Stored dataset items
============================================================
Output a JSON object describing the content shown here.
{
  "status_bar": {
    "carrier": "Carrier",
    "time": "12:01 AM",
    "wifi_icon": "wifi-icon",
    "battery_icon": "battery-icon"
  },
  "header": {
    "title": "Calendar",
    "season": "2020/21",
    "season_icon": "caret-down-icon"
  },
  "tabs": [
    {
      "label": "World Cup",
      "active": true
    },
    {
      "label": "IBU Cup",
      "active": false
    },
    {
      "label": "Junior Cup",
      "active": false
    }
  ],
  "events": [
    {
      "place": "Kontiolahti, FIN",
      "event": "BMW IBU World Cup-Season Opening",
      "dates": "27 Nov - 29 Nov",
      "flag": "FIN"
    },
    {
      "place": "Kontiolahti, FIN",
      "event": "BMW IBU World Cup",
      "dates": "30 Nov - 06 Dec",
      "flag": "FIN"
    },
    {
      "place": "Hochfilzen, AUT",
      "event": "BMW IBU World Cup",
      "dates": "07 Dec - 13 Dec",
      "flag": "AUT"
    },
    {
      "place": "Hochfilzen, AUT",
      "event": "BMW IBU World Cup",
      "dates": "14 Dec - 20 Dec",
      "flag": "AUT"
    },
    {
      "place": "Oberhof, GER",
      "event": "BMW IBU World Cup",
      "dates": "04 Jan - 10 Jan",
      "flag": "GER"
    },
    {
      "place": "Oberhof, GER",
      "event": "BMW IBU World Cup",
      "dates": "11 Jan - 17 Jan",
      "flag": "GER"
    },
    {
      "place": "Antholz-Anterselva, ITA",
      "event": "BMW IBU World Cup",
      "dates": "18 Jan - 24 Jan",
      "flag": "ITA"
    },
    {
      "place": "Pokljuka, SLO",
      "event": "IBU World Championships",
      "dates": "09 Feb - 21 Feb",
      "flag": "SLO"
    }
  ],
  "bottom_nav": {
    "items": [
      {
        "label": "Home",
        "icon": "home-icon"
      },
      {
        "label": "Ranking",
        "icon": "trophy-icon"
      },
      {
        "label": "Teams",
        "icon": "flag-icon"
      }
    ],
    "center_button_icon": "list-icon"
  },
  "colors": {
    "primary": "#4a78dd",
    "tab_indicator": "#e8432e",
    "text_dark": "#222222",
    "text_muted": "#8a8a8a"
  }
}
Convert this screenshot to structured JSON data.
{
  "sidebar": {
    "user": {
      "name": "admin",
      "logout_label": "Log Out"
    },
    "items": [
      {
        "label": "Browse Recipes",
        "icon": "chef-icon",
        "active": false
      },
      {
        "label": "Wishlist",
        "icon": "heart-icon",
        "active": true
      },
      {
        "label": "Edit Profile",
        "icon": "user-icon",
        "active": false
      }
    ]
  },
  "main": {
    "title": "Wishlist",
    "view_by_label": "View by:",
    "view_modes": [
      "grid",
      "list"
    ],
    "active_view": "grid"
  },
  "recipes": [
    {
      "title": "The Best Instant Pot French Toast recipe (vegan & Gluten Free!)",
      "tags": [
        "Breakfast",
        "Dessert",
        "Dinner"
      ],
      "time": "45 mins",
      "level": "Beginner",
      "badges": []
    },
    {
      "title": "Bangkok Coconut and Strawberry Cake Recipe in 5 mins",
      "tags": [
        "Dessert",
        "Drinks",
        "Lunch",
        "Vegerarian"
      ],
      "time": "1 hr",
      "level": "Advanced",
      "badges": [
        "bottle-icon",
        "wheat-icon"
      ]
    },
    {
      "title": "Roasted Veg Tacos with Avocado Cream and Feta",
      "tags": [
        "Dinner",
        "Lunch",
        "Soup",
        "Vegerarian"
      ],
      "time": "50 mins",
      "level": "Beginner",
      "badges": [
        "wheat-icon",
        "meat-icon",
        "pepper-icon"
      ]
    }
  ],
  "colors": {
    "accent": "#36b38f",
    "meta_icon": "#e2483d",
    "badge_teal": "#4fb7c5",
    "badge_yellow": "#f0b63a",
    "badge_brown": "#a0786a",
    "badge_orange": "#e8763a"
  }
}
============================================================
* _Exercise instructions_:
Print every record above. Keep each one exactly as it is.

* _Solution to this problem_:
Output a JSON object describing the content shown here.
{
  "status_bar": {
    "carrier": "Carrier",
    "time": "12:01 AM",
    "wifi_icon": "wifi-icon",
    "battery_icon": "battery-icon"
  },
  "header": {
    "title": "Calendar",
    "season": "2020/21",
    "season_icon": "caret-down-icon"
  },
  "tabs": [
    {
      "label": "World Cup",
      "active": true
    },
    {
      "label": "IBU Cup",
      "active": false
    },
    {
      "label": "Junior Cup",
      "active": false
    }
  ],
  "events": [
    {
      "place": "Kontiolahti, FIN",
      "event": "BMW IBU World Cup-Season Opening",
      "dates": "27 Nov - 29 Nov",
      "flag": "FIN"
    },
    {
      "place": "Kontiolahti, FIN",
      "event": "BMW IBU World Cup",
      "dates": "30 Nov - 06 Dec",
      "flag": "FIN"
    },
    {
      "place": "Hochfilzen, AUT",
      "event": "BMW IBU World Cup",
      "dates": "07 Dec - 13 Dec",
      "flag": "AUT"
    },
    {
      "place": "Hochfilzen, AUT",
      "event": "BMW IBU World Cup",
      "dates": "14 Dec - 20 Dec",
      "flag": "AUT"
    },
    {
      "place": "Oberhof, GER",
      "event": "BMW IBU World Cup",
      "dates": "04 Jan - 10 Jan",
      "flag": "GER"
    },
    {
      "place": "Oberhof, GER",
      "event": "BMW IBU World Cup",
      "dates": "11 Jan - 17 Jan",
      "flag": "GER"
    },
    {
      "place": "Antholz-Anterselva, ITA",
      "event": "BMW IBU World Cup",
      "dates": "18 Jan - 24 Jan",
      "flag": "ITA"
    },
    {
      "place": "Pokljuka, SLO",
      "event": "IBU World Championships",
      "dates": "09 Feb - 21 Feb",
      "flag": "SLO"
    }
  ],
  "bottom_nav": {
    "items": [
      {
        "label": "Home",
        "icon": "home-icon"
      },
      {
        "label": "Ranking",
        "icon": "trophy-icon"
      },
      {
        "label": "Teams",
        "icon": "flag-icon"
      }
    ],
    "center_button_icon": "list-icon"
  },
  "colors": {
    "primary": "#4a78dd",
    "tab_indicator": "#e8432e",
    "text_dark": "#222222",
    "text_muted": "#8a8a8a"
  }
}
Convert this screenshot to structured JSON data.
{
  "sidebar": {
    "user": {
      "name": "admin",
      "logout_label": "Log Out"
    },
    "items": [
      {
        "label": "Browse Recipes",
        "icon": "chef-icon",
        "active": false
      },
      {
        "label": "Wishlist",
        "icon": "heart-icon",
        "active": true
      },
      {
        "label": "Edit Profile",
        "icon": "user-icon",
        "active": false
      }
    ]
  },
  "main": {
    "title": "Wishlist",
    "view_by_label": "View by:",
    "view_modes": [
      "grid",
      "list"
    ],
    "active_view": "grid"
  },
  "recipes": [
    {
      "title": "The Best Instant Pot French Toast recipe (vegan & Gluten Free!)",
      "tags": [
        "Breakfast",
        "Dessert",
        "Dinner"
      ],
      "time": "45 mins",
      "level": "Beginner",
      "badges": []
    },
    {
      "title": "Bangkok Coconut and Strawberry Cake Recipe in 5 mins",
      "tags": [
        "Dessert",
        "Drinks",
        "Lunch",
        "Vegerarian"
      ],
      "time": "1 hr",
      "level": "Advanced",
      "badges": [
        "bottle-icon",
        "wheat-icon"
      ]
    },
    {
      "title": "Roasted Veg Tacos with Avocado Cream and Feta",
      "tags": [
        "Dinner",
        "Lunch",
        "Soup",
        "Vegerarian"
      ],
      "time": "50 mins",
      "level": "Beginner",
      "badges": [
        "wheat-icon",
        "meat-icon",
        "pepper-icon"
      ]
    }
  ],
  "colors": {
    "accent": "#36b38f",
    "meta_icon": "#e2483d",
    "badge_teal": "#4fb7c5",
    "badge_yellow": "#f0b63a",
    "badge_brown": "#a0786a",
    "badge_orange": "#e8763a"
  }
}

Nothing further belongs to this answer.